Lisa Valentino, Foy’s sister, is determined to find justice, no matter how long it takes. It’s been 11 years since her sister, and the other victim, Angela Nobles Rothen, were found together, likely thrown in the ditch by the same person. Yet, the suspect has still not been charged–although strong circumstantial evidence certainly seems to point to one particular person of interest.
Foy visited a local pub, called Junction Pub at the time, on July 30, 2006. When she was ready to leave, a bartender called a cab for her. A few minutes later, a husky man entered the bar and asked if anyone called for a taxi.
Foy followed the cab driver out of the pub and got in his car. Witnesses said it was odd for a cab to arrive minutes after Foy called for a taxi, and even stranger that the cabbie walked into the pub, looking for the caller.
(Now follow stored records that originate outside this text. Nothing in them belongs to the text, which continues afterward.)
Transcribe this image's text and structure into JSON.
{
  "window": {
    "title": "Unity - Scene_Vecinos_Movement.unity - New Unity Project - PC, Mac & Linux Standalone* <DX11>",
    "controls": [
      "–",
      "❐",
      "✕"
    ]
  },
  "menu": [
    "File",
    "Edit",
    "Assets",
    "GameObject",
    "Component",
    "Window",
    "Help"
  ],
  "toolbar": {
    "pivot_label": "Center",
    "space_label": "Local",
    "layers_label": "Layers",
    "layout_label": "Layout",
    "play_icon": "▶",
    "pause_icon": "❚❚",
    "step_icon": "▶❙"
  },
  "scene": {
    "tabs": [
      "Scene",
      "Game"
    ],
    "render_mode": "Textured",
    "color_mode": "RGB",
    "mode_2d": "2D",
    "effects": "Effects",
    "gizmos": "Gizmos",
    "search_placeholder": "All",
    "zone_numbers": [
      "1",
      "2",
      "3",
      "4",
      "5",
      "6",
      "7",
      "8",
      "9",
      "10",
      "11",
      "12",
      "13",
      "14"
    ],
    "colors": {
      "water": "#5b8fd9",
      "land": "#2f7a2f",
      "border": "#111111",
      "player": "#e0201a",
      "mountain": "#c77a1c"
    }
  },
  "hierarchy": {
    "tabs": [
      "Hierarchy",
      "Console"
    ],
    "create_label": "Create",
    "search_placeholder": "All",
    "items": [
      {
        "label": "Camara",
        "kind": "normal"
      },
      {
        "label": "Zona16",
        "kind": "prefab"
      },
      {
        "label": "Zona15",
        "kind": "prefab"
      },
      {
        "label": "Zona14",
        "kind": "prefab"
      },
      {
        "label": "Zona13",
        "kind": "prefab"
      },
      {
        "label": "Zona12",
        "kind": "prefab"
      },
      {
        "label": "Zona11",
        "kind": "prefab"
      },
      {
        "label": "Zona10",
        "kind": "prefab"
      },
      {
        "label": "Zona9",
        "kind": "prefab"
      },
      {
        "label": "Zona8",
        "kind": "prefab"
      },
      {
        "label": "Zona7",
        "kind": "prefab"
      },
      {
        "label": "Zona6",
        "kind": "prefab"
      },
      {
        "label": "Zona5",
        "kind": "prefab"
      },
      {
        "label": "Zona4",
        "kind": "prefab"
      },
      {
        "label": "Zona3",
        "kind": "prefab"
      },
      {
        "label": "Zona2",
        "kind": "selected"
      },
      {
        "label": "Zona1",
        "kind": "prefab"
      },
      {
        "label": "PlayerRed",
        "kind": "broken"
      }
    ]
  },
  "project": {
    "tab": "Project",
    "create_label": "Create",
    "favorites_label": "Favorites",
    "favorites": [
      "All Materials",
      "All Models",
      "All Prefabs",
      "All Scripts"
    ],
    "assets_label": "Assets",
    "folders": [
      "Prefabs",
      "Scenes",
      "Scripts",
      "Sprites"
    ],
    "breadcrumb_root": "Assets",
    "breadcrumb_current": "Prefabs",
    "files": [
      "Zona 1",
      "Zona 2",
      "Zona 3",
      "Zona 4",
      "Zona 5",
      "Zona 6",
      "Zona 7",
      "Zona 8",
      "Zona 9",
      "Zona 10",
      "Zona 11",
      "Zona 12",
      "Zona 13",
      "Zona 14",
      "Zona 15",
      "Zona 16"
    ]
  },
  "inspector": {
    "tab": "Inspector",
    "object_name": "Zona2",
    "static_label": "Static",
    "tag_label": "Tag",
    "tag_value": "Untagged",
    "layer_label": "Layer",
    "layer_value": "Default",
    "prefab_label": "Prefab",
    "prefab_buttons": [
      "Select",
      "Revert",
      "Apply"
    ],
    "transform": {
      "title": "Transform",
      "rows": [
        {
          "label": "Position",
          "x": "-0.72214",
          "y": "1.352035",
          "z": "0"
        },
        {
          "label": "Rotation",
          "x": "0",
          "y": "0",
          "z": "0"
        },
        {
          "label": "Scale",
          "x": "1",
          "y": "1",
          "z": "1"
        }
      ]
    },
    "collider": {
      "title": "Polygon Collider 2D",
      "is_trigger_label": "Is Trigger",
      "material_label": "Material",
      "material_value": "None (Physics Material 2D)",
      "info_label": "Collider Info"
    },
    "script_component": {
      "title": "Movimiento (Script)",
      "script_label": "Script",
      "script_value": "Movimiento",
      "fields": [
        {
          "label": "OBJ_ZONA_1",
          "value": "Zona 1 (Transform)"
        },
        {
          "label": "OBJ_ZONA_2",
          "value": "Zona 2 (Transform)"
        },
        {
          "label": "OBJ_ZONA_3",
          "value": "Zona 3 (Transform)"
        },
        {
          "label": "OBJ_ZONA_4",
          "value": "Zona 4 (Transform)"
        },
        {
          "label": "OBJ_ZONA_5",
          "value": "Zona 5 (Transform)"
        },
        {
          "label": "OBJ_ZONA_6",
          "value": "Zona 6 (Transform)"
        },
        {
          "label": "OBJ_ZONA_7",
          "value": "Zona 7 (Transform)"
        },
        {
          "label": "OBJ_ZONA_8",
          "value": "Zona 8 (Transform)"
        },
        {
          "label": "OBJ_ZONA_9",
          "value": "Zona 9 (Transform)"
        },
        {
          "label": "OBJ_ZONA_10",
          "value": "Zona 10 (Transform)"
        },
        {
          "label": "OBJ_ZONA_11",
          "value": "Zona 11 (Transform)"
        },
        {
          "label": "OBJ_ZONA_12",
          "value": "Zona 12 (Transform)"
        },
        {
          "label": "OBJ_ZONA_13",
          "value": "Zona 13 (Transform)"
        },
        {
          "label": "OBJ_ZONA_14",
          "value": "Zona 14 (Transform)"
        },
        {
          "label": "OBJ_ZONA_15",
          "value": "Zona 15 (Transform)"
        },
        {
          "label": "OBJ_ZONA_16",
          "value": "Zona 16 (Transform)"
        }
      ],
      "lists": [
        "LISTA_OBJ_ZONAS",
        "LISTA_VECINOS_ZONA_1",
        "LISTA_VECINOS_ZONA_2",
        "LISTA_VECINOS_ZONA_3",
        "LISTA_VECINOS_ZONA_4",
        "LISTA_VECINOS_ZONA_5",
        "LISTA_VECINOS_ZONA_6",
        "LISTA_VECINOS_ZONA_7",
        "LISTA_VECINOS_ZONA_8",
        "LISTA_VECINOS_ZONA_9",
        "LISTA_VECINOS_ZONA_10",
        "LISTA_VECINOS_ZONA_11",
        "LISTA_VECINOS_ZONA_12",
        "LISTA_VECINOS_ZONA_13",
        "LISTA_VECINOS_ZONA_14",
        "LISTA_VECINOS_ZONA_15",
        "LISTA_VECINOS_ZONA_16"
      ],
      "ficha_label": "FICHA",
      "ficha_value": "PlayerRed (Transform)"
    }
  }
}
It was the last time Foy was seen alive.
Police later determined the cab driver was Timothy Iannone, a felon with a “long criminal history.” Police also determined that Iannone gave his cellphone number out to local bars, restaurants, and pubs and encouraged people to call him if they needed a cab.
“There’s only really been one suspect as far as I’m concerned and that was a cab driver at the time,” Valentino told ABC 3. “He has not been charged but I’m not afraid to say his name. His name has been in the papers. Timothy Iannone.”
Iannone has not been charged in connection with Foy’s death.
Both cases remain unsolved, despite strong circumstantial evidence that seems to point to one particular person of interest.
In this episode of Crime Stories, Nancy Grace talks with Valentino, along with special guest, director of the Cold Case Research Institute in Atlanta, Sheryl McCollum, as they discuss Foy’s case, what happened to her, and why no one has been charged.
[Feature Photo: Family Handout]